:: The task ::
Lines in the listing below containing the string "обсуждать" are to be identified and copied.

# # # # #

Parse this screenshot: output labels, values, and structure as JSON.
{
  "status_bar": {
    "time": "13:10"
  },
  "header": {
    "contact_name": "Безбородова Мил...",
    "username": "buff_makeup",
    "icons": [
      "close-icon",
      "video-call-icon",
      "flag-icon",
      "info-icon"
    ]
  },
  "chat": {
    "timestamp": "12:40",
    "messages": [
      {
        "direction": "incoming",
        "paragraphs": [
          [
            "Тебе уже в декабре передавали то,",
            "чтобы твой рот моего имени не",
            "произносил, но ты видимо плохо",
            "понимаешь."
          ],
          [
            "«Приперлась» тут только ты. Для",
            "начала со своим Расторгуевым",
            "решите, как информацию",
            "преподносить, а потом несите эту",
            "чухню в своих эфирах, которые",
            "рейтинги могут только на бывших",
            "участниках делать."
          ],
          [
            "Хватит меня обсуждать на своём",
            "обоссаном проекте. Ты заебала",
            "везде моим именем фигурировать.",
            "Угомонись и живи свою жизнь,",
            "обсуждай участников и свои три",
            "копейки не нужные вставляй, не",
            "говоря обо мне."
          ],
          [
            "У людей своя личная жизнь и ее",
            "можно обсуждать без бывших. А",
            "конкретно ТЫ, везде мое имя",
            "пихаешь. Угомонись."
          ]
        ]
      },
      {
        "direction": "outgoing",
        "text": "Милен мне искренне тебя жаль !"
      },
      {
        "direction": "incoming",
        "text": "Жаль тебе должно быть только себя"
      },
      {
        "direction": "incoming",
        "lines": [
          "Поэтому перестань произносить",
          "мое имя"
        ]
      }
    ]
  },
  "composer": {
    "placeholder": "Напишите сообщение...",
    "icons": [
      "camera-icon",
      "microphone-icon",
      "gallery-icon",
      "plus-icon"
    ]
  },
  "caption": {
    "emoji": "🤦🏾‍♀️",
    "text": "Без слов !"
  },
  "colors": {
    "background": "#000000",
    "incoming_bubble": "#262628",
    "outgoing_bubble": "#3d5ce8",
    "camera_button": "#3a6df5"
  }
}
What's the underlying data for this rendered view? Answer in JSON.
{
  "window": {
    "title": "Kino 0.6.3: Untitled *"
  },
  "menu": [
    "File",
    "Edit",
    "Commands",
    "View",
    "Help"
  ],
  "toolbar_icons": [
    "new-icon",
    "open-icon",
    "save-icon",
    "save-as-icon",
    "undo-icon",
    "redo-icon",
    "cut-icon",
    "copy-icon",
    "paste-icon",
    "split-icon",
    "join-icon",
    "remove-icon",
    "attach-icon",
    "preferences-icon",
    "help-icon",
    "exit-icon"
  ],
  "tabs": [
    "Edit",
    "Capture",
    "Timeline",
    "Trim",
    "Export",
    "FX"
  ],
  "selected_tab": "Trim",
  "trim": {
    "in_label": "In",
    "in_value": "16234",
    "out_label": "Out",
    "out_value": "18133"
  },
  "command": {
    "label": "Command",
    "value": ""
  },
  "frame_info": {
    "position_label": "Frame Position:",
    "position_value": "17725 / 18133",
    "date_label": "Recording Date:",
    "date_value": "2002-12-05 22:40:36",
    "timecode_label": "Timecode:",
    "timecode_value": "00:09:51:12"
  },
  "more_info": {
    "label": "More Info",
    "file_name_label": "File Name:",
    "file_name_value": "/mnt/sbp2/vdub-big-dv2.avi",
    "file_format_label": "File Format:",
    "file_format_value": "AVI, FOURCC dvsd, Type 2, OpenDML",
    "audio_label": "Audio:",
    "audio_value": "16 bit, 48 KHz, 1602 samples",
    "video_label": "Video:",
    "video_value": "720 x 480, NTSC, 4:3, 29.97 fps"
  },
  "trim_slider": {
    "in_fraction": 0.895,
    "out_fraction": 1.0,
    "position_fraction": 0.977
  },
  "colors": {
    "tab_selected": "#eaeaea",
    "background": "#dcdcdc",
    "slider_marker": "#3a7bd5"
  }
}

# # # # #

:: Expected answer ::
            "Хватит меня обсуждать на своём",
            "можно обсуждать без бывших. А",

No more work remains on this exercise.